2 The cleaning-up process is required, inter alia, through the United Nations Declaration on Indigenous Peoples' Rights, which was adopted by the General Assembly on September 13, 2007 and made into a law by Congress in October 2008, and which grants indigenous peoples the right to land.
3 See IACHR Press Release No. 26/08, June 13, 2008.
4 In December 2005, Governors were for the first time elected rather than being appointed by the President. In addition, their election coincided with the presidential election.

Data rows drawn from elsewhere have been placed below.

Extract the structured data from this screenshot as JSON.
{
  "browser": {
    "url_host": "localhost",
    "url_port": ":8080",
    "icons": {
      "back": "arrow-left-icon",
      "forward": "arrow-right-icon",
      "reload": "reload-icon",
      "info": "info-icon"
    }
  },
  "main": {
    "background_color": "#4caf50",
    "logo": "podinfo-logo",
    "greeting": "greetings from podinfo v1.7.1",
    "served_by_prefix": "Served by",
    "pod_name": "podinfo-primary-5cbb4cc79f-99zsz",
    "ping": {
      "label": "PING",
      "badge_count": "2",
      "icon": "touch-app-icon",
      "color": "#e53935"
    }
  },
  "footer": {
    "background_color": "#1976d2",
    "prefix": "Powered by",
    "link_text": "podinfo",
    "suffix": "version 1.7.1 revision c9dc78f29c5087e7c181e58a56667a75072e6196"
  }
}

5 On August 10, 2008, a national recall referendum (referéndum revocatorio) was held for the President, the Vice-President and eight of the nine Governors. Mr. Evo Morales remained in power with 67.41 % of the votes, but so did his most ardent adversaries, the Santa Cruz, Beni and Tarija Governors, and the tension therefore did not diminish.
6 It should be emphasised that Santa Cruz' autonomous status, in addition to being unconstitutional and to go beyond of the decisions of the National Electoral Court (Corte Nacional Electoral), has "a racist character (...), which would be highly harmful for the indigenous peoples of the department", particularly in its Article 161, as underlined by the UN Special Rapporteur on the situation of human rights and fundamental freedoms of indigenous peoples, Mr. Rodolfo Stavenhagen, in his Press Release dated April 10, 2008.
7 The Civic Committees are citizen's groups.
8 See Bolivia Office of the United Nations High Commissioner on Human Rights Press Release, May 26, 2008.
9 See Permanent Assembly for Human Rights (Asamblea Permanente de los Derechos Humanos – APDHB).
10 See Ombudsman (Defensor del Pueblo), Informe Defensorial de los hechos de violencia suscitados en el mes de septiembre de 2008 en el departamento de Pando, November 27, 2008. A commission of the Union of South American Nations (Unión de Naciones Suramericanas – UNASUR) also made a report after an investigation confirming the events, which was handed to the President on December 3.
11 Mediators and observers from the UN, the Organisation of American States, the UNASUR and the EU, as well as the Catholic and Protestant Churches of Bolivia, welcomed this progress. See, inter alia, Statement of the UN Secretary-General's Spokesperson, October 21, 2008.
12 See APDHB.
14 See the Compilation of cases in the CD-Rom attached to this report.